OK, you A-Rod haters, remember where you were when the symbol of Yankee excess finally hit in the clutch and won a game, in dramatic fashion, at that. Starting June 28, 2006, you will have to find a different player to boo with such vehemence. I suspect most of you are Mets fans anyway. You just don’t know what to do with yourselves now that the Mets are doing so well, do you?
I mean no offense to fans of the Mets who genuinely feel for their team. In fact, I consider myself a fan of the Mets, and after a game at Shea, I frequently end up arguing with a "Met fan" on the 7 all the way back to Manhattan, defending the hometeam we just saw. Seems like the only team they hate more than their own is the Yankees.

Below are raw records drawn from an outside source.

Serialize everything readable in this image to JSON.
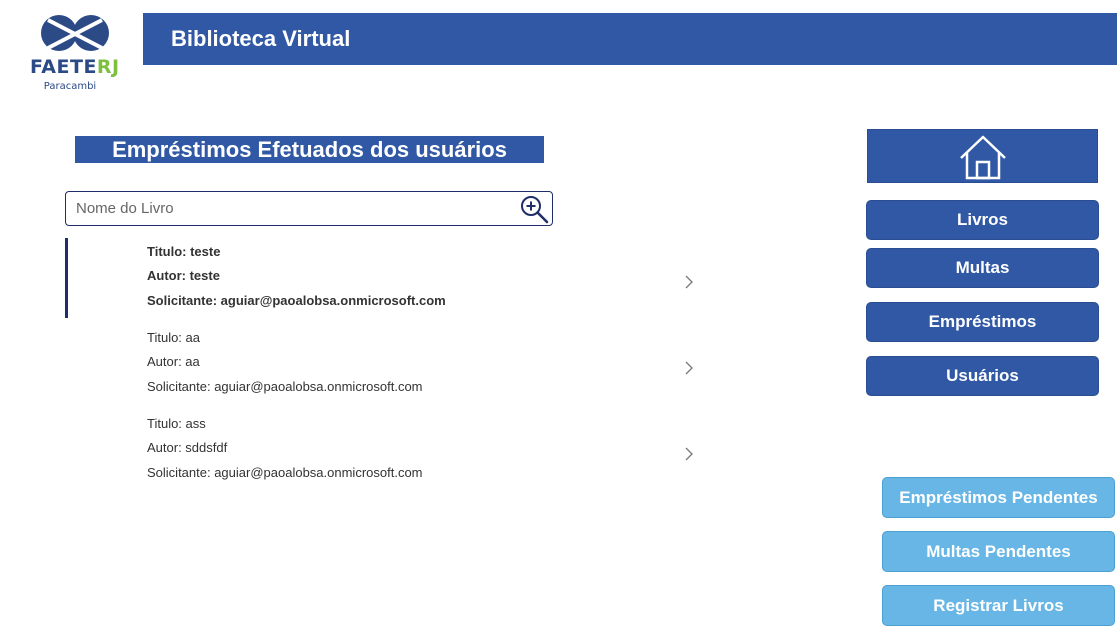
{
  "logo": {
    "name_main": "FAETE",
    "name_accent": "RJ",
    "subtitle": "Paracambi"
  },
  "header": {
    "title": "Biblioteca Virtual"
  },
  "section": {
    "title": "Empréstimos Efetuados dos usuários"
  },
  "search": {
    "placeholder": "Nome do Livro",
    "value": ""
  },
  "loans": [
    {
      "titulo": "Titulo: teste",
      "autor": "Autor: teste",
      "solicitante": "Solicitante: aguiar@paoalobsa.onmicrosoft.com",
      "selected": true
    },
    {
      "titulo": "Titulo: aa",
      "autor": "Autor: aa",
      "solicitante": "Solicitante: aguiar@paoalobsa.onmicrosoft.com",
      "selected": false
    },
    {
      "titulo": "Titulo: ass",
      "autor": "Autor: sddsfdf",
      "solicitante": "Solicitante: aguiar@paoalobsa.onmicrosoft.com",
      "selected": false
    }
  ],
  "nav": {
    "home_icon": "home-icon",
    "livros": "Livros",
    "multas": "Multas",
    "emprestimos": "Empréstimos",
    "usuarios": "Usuários"
  },
  "actions": {
    "emprestimos_pendentes": "Empréstimos Pendentes",
    "multas_pendentes": "Multas Pendentes",
    "registrar_livros": "Registrar Livros"
  },
  "colors": {
    "primary": "#3058a4",
    "light": "#67b6e6",
    "dark": "#1f2d6b",
    "accent_green": "#7fbf3f"
  }
}
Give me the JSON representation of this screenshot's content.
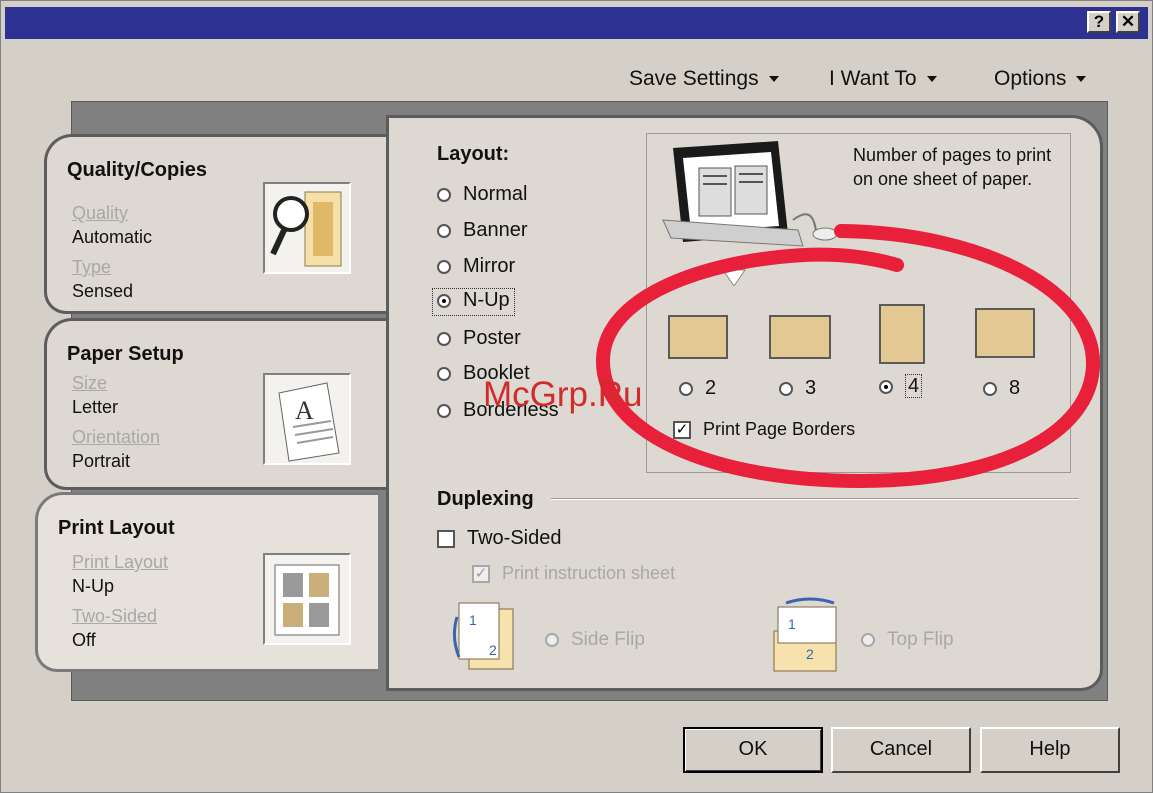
{
  "titlebar": {
    "help_button": "?",
    "close_button": "✕"
  },
  "menu": {
    "save_settings": "Save Settings",
    "i_want_to": "I Want To",
    "options": "Options"
  },
  "tabs": [
    {
      "title": "Quality/Copies",
      "label1": "Quality",
      "value1": "Automatic",
      "label2": "Type",
      "value2": "Sensed"
    },
    {
      "title": "Paper Setup",
      "label1": "Size",
      "value1": "Letter",
      "label2": "Orientation",
      "value2": "Portrait"
    },
    {
      "title": "Print Layout",
      "label1": "Print Layout",
      "value1": "N-Up",
      "label2": "Two-Sided",
      "value2": "Off"
    }
  ],
  "layout": {
    "title": "Layout:",
    "options": [
      "Normal",
      "Banner",
      "Mirror",
      "N-Up",
      "Poster",
      "Booklet",
      "Borderless"
    ],
    "selected": "N-Up"
  },
  "nup": {
    "description": "Number of pages to print on one sheet of paper.",
    "options": [
      "2",
      "3",
      "4",
      "8"
    ],
    "selected": "4",
    "print_page_borders": "Print Page Borders",
    "print_page_borders_checked": true
  },
  "duplexing": {
    "title": "Duplexing",
    "two_sided": "Two-Sided",
    "two_sided_checked": false,
    "print_instruction_sheet": "Print instruction sheet",
    "print_instruction_sheet_checked": true,
    "side_flip": "Side Flip",
    "top_flip": "Top Flip"
  },
  "buttons": {
    "ok": "OK",
    "cancel": "Cancel",
    "help": "Help"
  },
  "watermark": "McGrp.Ru",
  "colors": {
    "titlebar": "#2d3292",
    "window": "#d4d0c8",
    "highlight_ellipse": "#e8203a",
    "watermark": "#d12b2b"
  }
}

I think there is a group of A-Rod haters from Shea. who comprise a sub-species of fan, an alleged "diehard Mets fan." As soon as Piazza went to the Padres and Beltran started hitting, they panicked, dove into the river, and started swimming uptown. By the time they got to The Bronx, poisoned by the chemicals and whateverelse they took in as they swam, A-Rod was too easy a shot to miss.
It’s not that the rest of us didn’t have anything to say about A-rod, by the way. I have revelled in the titles that Marc Marc has bestowed upon him, such as K-rod and E-rod. I am among the many who have chosen A-Rod’s 2-out at-bats to start for the concession stands. (We didn’t miss anything, did we, fellow comrades-in-line? Except those of us whose hubris tempted our attention away from the field on the 28th….) I shouldn’t be upset that he watched his winning homerun sail out of the park before running to first, right? He knew it was going. He needed to know. It won’t happen again. He’s no Soriano. Right?
If you must convince someone else or simply remind yourself that it is true, that A-rod won a Yankee game with a walk-off homerun, enjoy this video highlight from MLB.com, featuring Michael Kay’s famous "See ya!" to the homerun gone. Link: New York Yankees : Video : Yankees Top Plays Archive.